Kerr: Fascinating. Growing up, images of ACT UP, Gran Fury, and Silence = Death were not easy for me to find. I primarily saw the type of posters I was complaining about earlier. There is something bittersweet about how once-elusive images of grassroots action are now the dominant images we consider as we curate.
Albrecht: A lot of the Gran Fury posters are very corporate-looking; by design, they are a riff on Madison Avenue advertising.
Kerr: Right. They used that strategy at the time to ape the dominant marketing style and capture the attention of the world. It worked in the era the posters were made and continues decades later. That’s incredible. It also means that part of our job as curators is to fill in the space between infamous activist images and images from the government and large nonprofits.

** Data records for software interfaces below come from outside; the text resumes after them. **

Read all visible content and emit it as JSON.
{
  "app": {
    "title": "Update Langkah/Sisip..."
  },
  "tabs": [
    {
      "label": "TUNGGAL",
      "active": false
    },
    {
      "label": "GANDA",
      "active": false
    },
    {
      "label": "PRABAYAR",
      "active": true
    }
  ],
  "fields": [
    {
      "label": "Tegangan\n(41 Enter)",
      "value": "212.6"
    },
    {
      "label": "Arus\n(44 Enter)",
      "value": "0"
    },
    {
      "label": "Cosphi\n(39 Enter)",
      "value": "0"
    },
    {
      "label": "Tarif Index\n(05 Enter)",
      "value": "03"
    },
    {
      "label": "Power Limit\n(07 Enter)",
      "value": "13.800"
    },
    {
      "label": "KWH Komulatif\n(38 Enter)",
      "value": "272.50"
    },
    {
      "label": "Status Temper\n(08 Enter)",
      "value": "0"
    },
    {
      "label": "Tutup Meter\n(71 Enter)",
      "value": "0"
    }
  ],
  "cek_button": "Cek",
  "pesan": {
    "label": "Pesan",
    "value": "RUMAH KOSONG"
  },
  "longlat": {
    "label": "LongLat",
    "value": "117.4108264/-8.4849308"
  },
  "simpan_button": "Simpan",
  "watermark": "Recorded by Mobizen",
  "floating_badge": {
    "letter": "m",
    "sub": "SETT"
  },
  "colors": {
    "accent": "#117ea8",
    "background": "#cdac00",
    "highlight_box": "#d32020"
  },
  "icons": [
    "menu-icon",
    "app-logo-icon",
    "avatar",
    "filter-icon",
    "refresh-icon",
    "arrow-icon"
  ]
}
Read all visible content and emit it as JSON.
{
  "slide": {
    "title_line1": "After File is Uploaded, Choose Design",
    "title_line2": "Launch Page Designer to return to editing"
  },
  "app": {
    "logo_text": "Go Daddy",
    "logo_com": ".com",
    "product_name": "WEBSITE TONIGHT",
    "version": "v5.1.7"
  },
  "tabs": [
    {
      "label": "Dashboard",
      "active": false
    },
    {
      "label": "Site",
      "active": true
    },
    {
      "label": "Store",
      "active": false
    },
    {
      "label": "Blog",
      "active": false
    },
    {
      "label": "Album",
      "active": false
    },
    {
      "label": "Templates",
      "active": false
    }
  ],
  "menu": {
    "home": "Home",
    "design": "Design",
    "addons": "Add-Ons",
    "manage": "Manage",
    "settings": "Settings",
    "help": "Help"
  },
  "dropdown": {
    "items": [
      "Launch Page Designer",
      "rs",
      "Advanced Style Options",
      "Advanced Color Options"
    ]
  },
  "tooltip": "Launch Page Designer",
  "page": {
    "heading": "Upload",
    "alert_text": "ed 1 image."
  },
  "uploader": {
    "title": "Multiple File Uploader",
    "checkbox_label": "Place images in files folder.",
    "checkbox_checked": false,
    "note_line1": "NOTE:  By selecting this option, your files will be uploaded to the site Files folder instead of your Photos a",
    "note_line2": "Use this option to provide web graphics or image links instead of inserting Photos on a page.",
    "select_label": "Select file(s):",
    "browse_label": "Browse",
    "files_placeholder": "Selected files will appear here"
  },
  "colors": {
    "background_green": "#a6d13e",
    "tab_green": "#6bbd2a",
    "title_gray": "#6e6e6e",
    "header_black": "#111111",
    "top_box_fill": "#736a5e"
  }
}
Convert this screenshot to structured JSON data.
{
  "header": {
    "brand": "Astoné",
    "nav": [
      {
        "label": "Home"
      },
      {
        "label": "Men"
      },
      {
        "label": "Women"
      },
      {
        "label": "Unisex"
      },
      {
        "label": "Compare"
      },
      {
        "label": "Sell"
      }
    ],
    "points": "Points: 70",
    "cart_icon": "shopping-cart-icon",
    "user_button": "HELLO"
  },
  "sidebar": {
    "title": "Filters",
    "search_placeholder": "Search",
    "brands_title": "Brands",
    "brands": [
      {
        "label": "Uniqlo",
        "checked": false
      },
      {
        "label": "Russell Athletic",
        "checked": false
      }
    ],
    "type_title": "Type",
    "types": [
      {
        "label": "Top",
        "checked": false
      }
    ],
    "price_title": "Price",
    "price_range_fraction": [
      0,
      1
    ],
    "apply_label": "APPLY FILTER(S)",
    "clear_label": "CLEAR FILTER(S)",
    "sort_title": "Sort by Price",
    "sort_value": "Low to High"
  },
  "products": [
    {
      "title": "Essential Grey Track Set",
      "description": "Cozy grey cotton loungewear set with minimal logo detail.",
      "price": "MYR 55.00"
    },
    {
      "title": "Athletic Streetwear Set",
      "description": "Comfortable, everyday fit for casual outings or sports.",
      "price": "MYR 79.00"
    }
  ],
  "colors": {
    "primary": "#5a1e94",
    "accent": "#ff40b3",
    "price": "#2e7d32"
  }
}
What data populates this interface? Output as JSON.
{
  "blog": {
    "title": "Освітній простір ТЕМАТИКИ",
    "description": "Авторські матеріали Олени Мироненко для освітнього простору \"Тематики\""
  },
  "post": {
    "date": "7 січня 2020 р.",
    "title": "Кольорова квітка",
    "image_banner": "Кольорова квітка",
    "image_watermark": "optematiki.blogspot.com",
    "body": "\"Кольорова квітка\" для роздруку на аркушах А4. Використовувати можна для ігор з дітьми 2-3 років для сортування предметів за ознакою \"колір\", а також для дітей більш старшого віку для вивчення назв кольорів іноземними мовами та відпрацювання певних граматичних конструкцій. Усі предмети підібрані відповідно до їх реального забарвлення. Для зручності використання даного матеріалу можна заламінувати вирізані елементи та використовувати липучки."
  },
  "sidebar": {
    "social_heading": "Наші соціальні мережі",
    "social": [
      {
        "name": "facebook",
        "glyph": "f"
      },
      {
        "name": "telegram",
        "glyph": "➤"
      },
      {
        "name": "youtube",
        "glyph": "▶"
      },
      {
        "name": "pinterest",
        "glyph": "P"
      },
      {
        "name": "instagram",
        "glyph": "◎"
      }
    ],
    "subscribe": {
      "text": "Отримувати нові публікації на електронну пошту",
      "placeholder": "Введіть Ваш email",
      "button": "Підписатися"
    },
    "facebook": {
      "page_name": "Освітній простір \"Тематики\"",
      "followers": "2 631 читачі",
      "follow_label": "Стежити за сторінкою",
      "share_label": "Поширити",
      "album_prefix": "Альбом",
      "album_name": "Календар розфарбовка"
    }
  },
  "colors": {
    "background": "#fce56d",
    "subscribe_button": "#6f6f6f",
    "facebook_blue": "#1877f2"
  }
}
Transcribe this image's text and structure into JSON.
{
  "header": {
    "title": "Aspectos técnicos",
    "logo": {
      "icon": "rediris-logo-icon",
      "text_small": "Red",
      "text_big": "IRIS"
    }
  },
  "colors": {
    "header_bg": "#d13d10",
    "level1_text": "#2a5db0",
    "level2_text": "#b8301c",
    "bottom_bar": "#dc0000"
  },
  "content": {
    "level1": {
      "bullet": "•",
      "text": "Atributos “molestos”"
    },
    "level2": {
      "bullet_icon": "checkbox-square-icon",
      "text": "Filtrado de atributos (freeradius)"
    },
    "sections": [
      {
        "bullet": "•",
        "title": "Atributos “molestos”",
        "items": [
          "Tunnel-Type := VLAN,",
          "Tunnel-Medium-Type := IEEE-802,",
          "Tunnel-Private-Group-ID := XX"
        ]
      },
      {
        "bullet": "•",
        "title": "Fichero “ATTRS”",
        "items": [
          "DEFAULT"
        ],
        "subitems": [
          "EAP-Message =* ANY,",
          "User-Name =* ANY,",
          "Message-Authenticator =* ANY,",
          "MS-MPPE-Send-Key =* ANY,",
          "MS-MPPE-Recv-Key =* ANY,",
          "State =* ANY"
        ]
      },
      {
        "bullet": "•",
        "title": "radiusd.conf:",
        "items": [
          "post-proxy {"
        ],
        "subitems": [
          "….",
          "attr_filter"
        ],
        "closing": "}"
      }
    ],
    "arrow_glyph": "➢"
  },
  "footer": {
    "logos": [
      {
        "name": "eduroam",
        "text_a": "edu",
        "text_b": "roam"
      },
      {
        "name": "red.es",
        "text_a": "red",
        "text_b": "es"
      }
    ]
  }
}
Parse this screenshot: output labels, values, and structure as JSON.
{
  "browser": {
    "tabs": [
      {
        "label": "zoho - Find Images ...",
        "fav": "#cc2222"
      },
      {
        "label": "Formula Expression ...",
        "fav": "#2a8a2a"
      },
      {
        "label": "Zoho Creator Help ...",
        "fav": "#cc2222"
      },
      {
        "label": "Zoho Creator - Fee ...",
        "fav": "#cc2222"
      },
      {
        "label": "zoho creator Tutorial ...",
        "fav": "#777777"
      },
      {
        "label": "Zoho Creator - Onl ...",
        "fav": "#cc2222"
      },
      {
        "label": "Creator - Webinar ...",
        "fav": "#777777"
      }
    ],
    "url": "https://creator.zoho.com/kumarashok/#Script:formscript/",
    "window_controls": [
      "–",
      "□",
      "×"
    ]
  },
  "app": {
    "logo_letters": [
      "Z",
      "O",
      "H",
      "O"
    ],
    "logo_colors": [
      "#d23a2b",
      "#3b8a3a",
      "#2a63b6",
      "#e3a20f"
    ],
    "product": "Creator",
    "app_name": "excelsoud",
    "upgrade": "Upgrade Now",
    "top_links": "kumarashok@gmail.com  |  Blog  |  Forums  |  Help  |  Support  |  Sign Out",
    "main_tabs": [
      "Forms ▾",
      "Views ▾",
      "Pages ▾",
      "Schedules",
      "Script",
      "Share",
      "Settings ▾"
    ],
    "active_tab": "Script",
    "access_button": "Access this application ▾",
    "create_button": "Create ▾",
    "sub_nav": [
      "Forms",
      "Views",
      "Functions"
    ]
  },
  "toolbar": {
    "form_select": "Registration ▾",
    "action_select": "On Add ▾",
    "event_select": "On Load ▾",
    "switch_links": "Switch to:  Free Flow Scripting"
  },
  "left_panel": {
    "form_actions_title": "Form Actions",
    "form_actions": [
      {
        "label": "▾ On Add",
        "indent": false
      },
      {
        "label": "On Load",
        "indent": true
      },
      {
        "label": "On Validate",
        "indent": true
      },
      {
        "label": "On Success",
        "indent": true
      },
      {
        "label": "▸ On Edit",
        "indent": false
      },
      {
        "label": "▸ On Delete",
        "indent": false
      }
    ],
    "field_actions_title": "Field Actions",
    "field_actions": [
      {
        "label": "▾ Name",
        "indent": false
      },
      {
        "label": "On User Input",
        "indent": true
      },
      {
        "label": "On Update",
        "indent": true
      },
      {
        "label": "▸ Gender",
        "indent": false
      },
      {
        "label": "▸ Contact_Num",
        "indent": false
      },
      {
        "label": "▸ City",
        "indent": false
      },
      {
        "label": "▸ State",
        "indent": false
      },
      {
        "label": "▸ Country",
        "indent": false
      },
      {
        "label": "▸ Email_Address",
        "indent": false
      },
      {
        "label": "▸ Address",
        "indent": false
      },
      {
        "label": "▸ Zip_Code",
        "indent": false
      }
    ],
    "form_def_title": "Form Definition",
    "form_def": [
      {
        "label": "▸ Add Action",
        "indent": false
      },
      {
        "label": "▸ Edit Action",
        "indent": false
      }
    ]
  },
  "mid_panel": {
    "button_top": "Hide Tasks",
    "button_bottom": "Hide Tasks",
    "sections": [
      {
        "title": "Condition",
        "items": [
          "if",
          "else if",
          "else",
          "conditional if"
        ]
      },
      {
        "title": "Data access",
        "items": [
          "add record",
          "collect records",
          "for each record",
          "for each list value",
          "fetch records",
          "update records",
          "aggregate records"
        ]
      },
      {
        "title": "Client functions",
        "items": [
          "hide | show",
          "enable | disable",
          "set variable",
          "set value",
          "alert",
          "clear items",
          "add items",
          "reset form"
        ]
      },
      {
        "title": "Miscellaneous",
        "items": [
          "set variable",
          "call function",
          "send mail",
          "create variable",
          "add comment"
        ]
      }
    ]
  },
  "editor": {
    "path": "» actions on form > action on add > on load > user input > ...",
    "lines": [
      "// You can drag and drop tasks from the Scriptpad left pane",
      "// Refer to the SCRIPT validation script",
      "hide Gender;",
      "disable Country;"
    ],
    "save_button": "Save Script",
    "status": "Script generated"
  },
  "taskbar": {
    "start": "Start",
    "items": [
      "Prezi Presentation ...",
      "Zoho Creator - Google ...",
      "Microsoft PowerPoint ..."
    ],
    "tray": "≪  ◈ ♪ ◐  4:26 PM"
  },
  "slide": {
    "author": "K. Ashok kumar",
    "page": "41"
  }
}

I wanted my exhibition to place the history of AIDS posters in time. The first image is a drawing of a historic photo of people gathered around a Castro pharmacy looking at a piece of paper in the window. That piece of paper is arguably one of the first AIDS posters. It was made by Bobbi Campbell. He was a nurse living in San Francisco, who dubbed himself “the AIDS poster boy.” He put pictures of lesions on his body on a piece of paper and wrote “GAY CANCER” in big letters. He instructed people to go to the doctor if they had similar marks. We were unable to get the rights to the photo for the exhibition, so we got creative.
Campbell: You commissioned an illustrator to draw the scene! This was a really clever way, to my mind, of dealing with and of talking about lost historical items that we only know through other kinds of representation. I agree that this is where we have to be creative as curators and as people who are trying to tell historical narratives of various sorts.
Kerr: An irony I found doing this work was that it was often easier to find contextual information about a hand-drawn poster by an anonymous artist, for example, than a widely circulated image that came out of an advertising agency.
Campbell: There is an asymmetry in the research potential. The lack of information that you speak of around large organizations, like an ad agency, also extends to smaller ones that may have no archive per se. So it’s really hard to know how something came together. Whereas if one person is the creator, I could either find that person or find someone who knows that person to start figuring it out. It’s funny, because you would think the more atomized personal thing would be harder to locate, but certain kinds of small organizations or groups often don’t exist anymore. And I guess that’s another thing an AIDS poster exhibition can do: provide research and exploration into the work that has come before us and ask questions as a way to leave a trail for the work yet to do!